┌─ Task material

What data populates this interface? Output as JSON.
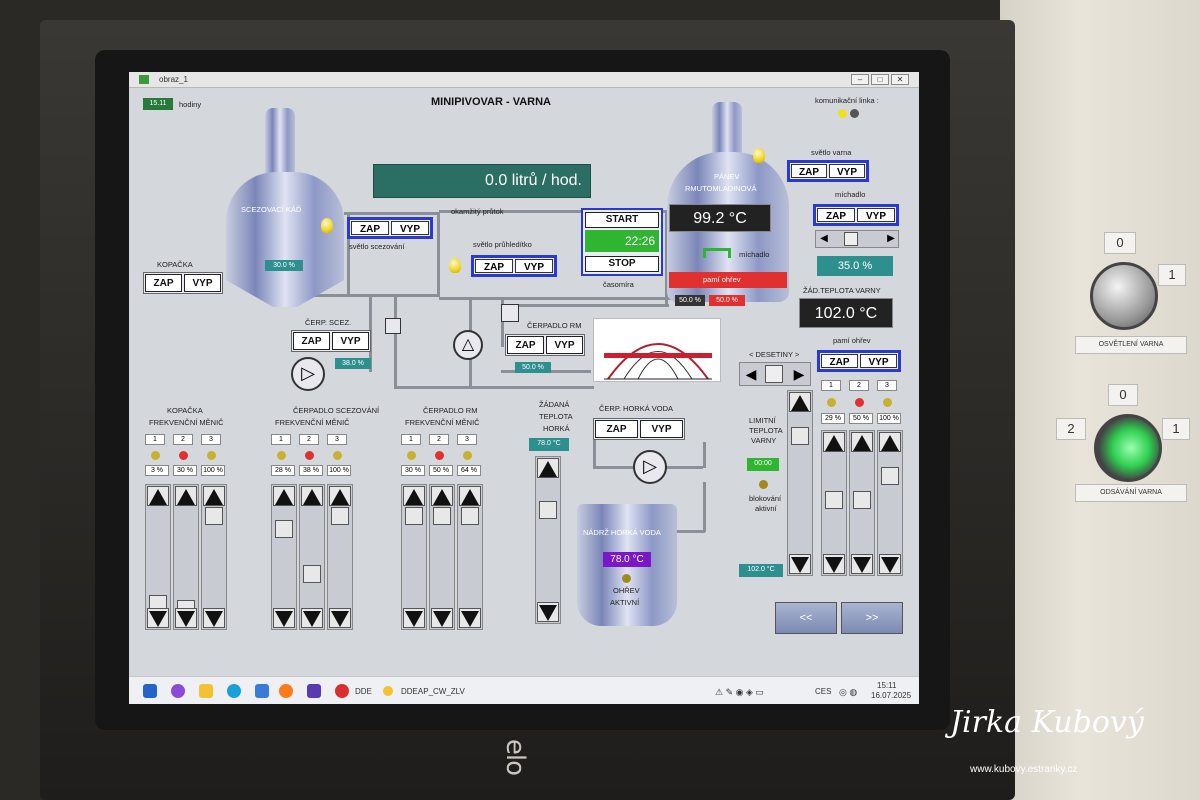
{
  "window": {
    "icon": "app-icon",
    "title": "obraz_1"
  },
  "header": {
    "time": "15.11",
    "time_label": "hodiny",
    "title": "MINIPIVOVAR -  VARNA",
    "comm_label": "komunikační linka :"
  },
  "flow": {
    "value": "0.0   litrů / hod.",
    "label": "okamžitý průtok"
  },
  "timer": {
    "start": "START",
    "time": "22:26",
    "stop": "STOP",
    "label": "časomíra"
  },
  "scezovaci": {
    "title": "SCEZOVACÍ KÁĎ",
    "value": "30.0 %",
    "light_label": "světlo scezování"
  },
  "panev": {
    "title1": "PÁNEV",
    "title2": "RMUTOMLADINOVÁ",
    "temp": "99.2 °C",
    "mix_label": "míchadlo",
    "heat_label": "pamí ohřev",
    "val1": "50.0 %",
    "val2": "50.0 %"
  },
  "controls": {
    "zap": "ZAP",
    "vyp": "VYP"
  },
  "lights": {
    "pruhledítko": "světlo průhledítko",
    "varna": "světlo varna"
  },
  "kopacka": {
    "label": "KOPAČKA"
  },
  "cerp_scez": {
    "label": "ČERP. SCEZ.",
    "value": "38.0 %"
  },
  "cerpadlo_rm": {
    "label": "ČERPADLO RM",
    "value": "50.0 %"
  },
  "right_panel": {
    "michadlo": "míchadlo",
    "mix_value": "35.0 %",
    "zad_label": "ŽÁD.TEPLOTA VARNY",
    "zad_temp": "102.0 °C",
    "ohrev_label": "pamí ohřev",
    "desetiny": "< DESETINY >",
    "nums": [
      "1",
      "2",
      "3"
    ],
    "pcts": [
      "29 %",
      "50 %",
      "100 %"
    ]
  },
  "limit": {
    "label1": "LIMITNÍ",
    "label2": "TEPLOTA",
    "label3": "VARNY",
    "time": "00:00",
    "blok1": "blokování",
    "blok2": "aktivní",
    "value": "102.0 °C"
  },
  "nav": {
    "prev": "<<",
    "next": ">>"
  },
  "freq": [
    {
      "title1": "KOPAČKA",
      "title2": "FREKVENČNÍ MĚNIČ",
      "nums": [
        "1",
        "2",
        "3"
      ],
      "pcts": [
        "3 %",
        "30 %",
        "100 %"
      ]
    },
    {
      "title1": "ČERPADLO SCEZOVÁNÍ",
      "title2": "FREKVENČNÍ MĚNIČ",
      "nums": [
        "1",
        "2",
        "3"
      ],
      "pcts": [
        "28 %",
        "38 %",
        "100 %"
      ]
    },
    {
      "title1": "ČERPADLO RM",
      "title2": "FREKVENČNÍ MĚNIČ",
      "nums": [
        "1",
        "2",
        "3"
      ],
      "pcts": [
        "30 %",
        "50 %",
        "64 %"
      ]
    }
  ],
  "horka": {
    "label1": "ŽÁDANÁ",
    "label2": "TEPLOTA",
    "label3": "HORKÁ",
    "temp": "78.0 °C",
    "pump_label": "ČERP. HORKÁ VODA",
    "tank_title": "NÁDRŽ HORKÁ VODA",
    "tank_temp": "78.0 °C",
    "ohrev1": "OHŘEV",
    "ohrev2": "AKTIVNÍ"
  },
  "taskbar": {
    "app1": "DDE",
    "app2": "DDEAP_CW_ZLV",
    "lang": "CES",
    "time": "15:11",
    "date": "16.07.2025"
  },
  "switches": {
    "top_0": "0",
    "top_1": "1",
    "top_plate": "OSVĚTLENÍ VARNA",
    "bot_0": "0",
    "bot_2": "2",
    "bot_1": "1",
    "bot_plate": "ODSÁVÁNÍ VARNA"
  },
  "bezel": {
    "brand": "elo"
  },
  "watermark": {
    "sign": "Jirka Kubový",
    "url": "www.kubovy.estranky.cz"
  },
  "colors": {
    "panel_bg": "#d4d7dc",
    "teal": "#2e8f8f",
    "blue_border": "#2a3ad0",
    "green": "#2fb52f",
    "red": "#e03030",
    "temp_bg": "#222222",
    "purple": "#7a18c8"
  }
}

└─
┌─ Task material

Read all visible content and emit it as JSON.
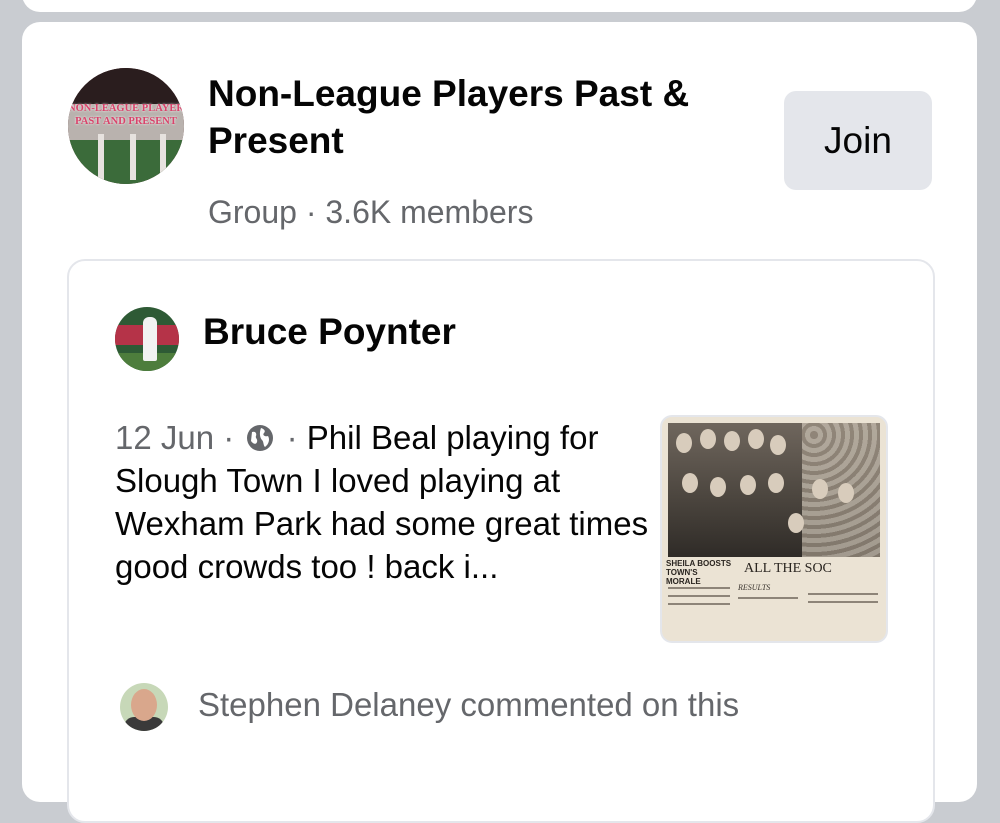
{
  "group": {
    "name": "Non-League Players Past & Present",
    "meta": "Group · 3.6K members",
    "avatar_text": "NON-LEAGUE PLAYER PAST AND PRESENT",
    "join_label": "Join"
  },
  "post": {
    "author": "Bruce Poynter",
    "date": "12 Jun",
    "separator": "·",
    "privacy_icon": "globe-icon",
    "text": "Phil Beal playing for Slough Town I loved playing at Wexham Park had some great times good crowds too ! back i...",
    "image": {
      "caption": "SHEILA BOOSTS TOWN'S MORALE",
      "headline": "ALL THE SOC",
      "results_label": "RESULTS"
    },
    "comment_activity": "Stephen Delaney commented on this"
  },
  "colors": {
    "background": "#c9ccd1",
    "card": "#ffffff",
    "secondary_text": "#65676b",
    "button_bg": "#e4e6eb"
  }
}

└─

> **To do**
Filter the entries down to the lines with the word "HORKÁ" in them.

> **Your response**
    "label3": "HORKÁ",
    "pump_label": "ČERP. HORKÁ VODA",
    "tank_title": "NÁDRŽ HORKÁ VODA",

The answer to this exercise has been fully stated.